20 April 2009
(photograph via The New York Times)
It was arts & culture weekend at Bemis HQ, beginning with two pieces you might call dance, a practice for which I won’t claim to have any intuitive feel. The subtleties are somewhat lost on me, raised as I was on provocative alt-rock and the adrenaline urge of punk rock. But I’m trying. And this seemed like a perfect opportunity for cross-training, given the fact that the particular auteurs whose works I chose tend to see the world of dance as one with porous borders.
Saturday afternoon at the Guggenheim came my first live taste of theater artist Robert Wilson’s work. Highlights were the stark quality of the stage lights (frequently marked by use of silhouette, occasionally by a kind of epilepsy-baiting flicker effect) as well as the Butoh-like intensity of movement (punctuated by a handful of solos featuring individual performers carrying a short stack of long wood planks across the stage, dropping them to dramatic effect). For my Sunday matinee, I took in my first Merce Cunningham dance at BAM. I was drawn in by the music (Sonic Youth with Led Zeppelin’s John Paul Jones) but once there found myself more riveted by the frequent push toward physically impossible movement and, during the curtain call, by Merce’s velvet suit. (See photo, above.)

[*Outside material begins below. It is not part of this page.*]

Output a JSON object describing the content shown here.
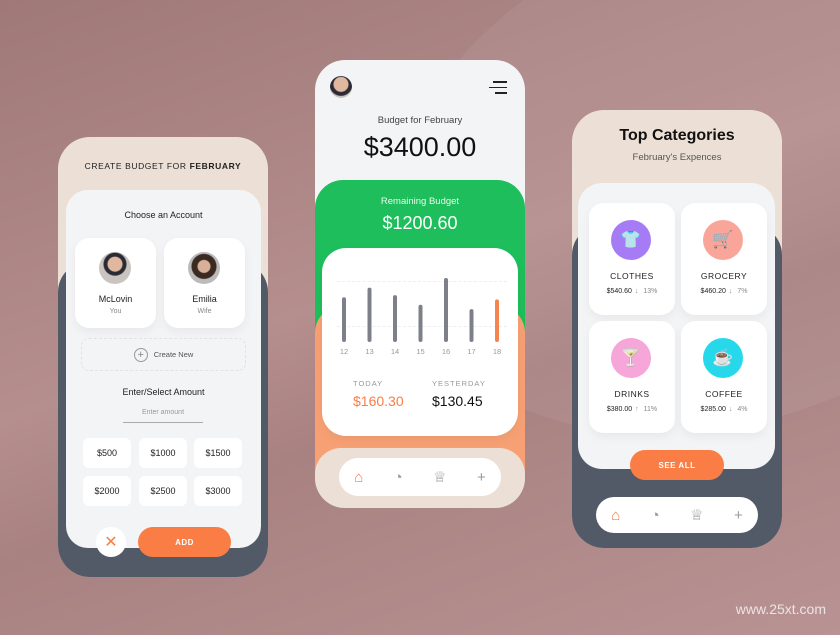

By far, however, the highlight of the weekend came last night, Toumani Diabate at Le Poisson Rouge. A Malian musician, Diabate has collaborated with pop stars (Björk, Damon Albarn) and world-champion instrumentalists (Roswell Rudd, Bela Fleck, countryman Ali Farka Toure), but he is less a sideman than a master in his own right. More after the jump… Read more »
Posted by Alec Hanley Bemis